Sarah Hotovy, M.D.
Birthing Centers, Family Medicine, Prenatal Care, Primary Care
Terri Nordin, M.D.
Birthing Centers, Family Medicine, Prenatal Care
Speaking of HealthBack-to-school checklist: Are your kids ready?July 29, 2021
Some days, being pregnant might feel like its own exercise routine — you might be feeling extreme fatigue, swollen feet or an aching back. While it might feel like just living your day-to-day life while pregnant is enough of a workout, there's evidence that pregnancy can be a fantastic time to get active — even if you haven't exercised in a while.
What's in it for me (and my baby)?
Physical activity improves mood, posture, muscle tone, strength and endurance. It also may help you sleep better. Exercise during pregnancy has been shown to decrease rates of gestational diabetes, C-sections and high blood pressure (preeclampsia). While you're pregnant, exercise helps promote healthy weight gain and can alleviate some of the pains associated with changes in your body, including constipation, bloating, swelling and backaches. Overall, exercising regularly keeps you fit during pregnancy, increases your energy level and can help you cope better with labor. Workouts after your baby is born can speed up your recovery and also can help prevent postpartum depression.
What exercise should I do?
Exercise that incorporates cardiovascular fitness is most beneficial. Walking, swimming, cycling, aerobics, yoga, Pilates and running are safe exercises during pregnancy. Be sure to listen to your body and drink plenty of fluids to stay hydrated.
If you are interested in other exercises that strengthen your pelvic floor muscles which support the uterus, bladder, small intestine and rectum, you can try Kegel exercises.
Is it safe?
Absolutely. There are very few reasons why a woman shouldn't exercise during pregnancy, and your doctor will tell you if you fall into that category. If you were active before your pregnancy, it's OK to keep exercising at a similar intensity level while you're pregnant. If you were not active before your pregnancy, it's not too late. Consider starting with lower-intensity exercises, such as walking, stationary biking or stretching.
You can be safe while exercising by staying well-hydrated and avoiding very hot conditions. Avoid contact sports and activities that put you at high risk for falling, such as downhill skiing, hockey, basketball, soccer, wrestling, scuba, gymnastics, water skiing, horseback riding and hot yoga. Also avoid exercises that require you to lie on your back after the first trimester or require balance skills later in pregnancy.
How much is enough?
Health care providers often recommend working up to at least 150 minutes of moderate intensity aerobic exercise per week — think 30 minutes of exercise, five days a week. But if that seems out of reach, don't let it stop you from being active.

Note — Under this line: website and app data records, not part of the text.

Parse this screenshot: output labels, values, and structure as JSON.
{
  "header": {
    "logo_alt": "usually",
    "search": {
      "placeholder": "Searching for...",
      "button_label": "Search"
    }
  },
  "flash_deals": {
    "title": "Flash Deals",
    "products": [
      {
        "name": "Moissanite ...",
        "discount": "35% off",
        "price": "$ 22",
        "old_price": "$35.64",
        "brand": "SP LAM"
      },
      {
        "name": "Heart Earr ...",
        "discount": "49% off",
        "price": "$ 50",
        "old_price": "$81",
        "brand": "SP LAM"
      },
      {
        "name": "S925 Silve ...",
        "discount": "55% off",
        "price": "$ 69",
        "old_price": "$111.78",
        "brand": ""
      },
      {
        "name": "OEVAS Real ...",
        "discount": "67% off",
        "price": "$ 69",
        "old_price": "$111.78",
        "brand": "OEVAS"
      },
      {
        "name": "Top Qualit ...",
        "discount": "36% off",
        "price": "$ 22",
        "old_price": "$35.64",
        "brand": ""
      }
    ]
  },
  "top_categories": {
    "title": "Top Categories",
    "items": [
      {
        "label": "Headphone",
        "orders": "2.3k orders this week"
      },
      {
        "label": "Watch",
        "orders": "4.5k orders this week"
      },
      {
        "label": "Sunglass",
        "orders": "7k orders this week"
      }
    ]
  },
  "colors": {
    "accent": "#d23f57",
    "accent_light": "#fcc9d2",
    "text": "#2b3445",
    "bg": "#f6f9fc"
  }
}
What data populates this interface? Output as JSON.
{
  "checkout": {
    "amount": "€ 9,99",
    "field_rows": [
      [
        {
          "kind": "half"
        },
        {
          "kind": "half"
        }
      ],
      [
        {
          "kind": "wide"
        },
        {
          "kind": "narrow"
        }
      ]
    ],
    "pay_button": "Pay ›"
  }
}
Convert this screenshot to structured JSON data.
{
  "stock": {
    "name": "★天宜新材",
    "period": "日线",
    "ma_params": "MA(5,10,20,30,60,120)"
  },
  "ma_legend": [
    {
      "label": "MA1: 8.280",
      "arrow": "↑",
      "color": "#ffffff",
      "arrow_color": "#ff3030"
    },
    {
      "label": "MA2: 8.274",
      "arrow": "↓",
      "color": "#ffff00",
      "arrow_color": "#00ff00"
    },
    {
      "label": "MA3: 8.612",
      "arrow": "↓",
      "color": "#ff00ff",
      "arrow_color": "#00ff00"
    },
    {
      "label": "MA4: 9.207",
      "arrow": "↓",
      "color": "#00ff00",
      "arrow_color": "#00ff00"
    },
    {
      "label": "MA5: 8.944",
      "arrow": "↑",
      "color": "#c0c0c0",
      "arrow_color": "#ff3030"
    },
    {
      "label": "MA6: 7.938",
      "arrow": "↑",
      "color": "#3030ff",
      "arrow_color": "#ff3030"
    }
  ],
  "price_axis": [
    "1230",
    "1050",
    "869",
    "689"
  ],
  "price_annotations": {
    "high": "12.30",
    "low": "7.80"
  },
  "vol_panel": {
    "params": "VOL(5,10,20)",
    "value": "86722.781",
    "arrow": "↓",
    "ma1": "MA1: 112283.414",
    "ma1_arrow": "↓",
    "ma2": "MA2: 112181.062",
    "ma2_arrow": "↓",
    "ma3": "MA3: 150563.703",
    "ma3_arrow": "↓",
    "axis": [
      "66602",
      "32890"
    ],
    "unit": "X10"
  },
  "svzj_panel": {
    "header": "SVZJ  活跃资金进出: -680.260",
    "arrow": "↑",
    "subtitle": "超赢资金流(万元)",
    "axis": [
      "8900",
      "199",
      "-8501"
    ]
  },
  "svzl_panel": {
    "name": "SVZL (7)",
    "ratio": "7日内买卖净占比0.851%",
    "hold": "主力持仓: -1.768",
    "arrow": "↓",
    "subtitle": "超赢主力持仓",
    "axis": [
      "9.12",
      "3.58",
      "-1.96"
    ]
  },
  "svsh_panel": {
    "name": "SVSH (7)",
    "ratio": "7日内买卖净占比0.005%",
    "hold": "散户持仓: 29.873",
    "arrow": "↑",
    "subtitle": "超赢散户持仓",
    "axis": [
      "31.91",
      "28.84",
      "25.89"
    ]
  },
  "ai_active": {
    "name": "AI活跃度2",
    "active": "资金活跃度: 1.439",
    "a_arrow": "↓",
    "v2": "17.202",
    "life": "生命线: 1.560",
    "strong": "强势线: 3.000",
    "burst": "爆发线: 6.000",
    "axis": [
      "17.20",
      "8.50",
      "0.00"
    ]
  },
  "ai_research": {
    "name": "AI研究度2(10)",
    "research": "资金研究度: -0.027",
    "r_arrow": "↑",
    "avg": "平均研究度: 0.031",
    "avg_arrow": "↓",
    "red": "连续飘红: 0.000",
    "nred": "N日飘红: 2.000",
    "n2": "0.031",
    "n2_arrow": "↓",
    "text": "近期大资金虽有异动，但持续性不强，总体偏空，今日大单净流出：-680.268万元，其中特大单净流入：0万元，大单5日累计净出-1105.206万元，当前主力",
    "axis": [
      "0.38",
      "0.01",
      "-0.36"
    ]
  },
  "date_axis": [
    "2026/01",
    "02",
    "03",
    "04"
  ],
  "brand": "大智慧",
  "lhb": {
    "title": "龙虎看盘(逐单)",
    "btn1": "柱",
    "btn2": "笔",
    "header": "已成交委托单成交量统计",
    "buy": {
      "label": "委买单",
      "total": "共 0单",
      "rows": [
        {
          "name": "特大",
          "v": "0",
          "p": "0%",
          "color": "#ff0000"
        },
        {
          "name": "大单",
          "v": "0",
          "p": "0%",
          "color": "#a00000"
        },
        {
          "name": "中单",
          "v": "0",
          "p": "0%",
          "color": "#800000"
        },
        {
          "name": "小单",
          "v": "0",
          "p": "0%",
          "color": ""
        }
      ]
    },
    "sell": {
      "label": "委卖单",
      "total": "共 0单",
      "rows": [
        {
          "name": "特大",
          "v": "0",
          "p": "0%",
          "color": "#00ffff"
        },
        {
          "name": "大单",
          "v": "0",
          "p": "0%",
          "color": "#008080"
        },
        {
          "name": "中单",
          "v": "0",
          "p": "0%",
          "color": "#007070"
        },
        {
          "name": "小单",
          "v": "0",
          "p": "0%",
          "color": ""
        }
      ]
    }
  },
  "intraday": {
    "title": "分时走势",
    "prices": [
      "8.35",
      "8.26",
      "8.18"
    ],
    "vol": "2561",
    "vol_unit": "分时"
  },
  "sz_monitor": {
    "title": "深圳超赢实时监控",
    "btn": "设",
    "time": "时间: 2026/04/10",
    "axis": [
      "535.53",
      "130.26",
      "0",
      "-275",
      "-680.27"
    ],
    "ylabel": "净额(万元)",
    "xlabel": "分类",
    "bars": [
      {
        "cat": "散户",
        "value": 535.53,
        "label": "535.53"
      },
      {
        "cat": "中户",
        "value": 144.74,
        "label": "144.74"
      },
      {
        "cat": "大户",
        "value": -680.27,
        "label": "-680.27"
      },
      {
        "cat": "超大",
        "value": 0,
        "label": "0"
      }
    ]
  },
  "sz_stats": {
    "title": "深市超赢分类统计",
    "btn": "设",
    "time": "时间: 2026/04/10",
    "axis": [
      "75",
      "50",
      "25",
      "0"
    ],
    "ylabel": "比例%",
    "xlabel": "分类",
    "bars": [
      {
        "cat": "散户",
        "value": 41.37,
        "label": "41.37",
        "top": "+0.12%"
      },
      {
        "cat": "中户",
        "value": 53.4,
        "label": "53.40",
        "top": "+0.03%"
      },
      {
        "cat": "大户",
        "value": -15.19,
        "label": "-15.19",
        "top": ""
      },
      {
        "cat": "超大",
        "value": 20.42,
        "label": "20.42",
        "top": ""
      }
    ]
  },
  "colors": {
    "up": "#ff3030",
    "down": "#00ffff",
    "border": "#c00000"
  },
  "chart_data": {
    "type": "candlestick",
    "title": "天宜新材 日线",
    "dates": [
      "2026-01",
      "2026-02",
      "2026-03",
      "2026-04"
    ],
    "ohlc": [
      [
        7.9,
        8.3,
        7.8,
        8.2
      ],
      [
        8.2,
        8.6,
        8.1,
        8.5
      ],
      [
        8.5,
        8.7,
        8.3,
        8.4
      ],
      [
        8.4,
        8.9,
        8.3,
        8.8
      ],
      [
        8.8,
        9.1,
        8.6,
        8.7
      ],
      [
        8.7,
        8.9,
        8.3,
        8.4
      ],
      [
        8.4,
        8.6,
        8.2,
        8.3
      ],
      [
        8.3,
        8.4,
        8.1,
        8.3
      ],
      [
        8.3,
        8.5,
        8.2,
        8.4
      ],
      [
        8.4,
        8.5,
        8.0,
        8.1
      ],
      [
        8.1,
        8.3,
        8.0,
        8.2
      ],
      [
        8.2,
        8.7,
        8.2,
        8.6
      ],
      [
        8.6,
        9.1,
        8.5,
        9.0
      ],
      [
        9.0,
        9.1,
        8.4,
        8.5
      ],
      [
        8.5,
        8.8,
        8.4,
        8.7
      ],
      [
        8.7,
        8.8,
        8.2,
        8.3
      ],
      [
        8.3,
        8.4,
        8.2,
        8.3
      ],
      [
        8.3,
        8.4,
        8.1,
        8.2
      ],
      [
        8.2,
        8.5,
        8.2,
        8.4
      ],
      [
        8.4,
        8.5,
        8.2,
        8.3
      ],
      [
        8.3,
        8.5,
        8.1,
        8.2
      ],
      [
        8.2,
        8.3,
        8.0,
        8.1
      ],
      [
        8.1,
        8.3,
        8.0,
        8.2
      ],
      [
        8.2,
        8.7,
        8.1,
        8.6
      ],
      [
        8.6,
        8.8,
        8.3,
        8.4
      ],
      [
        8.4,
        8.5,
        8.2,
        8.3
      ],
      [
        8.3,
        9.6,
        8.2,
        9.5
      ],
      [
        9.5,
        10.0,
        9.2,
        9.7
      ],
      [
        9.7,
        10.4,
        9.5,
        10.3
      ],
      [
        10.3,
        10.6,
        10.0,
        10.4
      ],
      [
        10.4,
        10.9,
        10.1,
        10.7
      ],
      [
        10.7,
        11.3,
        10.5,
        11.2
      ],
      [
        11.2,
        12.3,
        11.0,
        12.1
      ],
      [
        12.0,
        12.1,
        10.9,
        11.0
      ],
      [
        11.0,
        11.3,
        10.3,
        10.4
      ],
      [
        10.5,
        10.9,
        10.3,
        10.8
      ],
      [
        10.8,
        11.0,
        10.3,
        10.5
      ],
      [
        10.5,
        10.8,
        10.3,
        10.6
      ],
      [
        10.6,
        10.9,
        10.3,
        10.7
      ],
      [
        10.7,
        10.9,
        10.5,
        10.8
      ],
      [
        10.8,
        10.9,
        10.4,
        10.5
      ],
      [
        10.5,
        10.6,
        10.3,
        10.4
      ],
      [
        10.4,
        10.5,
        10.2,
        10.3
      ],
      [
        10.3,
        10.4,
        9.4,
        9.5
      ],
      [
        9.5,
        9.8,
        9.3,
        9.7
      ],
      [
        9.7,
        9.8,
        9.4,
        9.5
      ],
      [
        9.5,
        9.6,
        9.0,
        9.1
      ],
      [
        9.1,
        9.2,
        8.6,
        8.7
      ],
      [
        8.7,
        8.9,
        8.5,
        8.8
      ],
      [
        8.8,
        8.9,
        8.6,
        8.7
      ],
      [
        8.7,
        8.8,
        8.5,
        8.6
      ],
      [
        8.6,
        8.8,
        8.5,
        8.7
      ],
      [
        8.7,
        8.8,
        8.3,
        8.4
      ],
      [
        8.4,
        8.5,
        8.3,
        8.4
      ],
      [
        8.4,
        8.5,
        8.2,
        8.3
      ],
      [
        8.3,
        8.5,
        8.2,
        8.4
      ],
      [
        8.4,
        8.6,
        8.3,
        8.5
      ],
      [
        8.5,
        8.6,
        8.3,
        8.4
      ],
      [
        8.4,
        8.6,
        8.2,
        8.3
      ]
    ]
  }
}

Any physical activity you can do is helpful to you and your baby.
Depending on your fitness level, consider these guidelines:
- You haven't exercised for a while — Begin with as little as five minutes of physical activity a day. Build up to 10 minutes, 15 minutes and so on until you reach at least 30 minutes a day.
- You exercised before pregnancy — You can probably continue to work out at the same level while you're pregnant if you're feeling comfortable and your health care provider says it's OK.
What are warning signs that I should stop?
If you are exercising and experience vaginal bleeding, abdominal pain, regular painful contractions or leaking of amniotic fluid, you should stop and contact your health care provider. Also notify your provider if you have dizziness, headaches, chest pain or severe shortness of breath when exercising. Otherwise, keep up the good work of keeping your body healthy for you and your growing baby.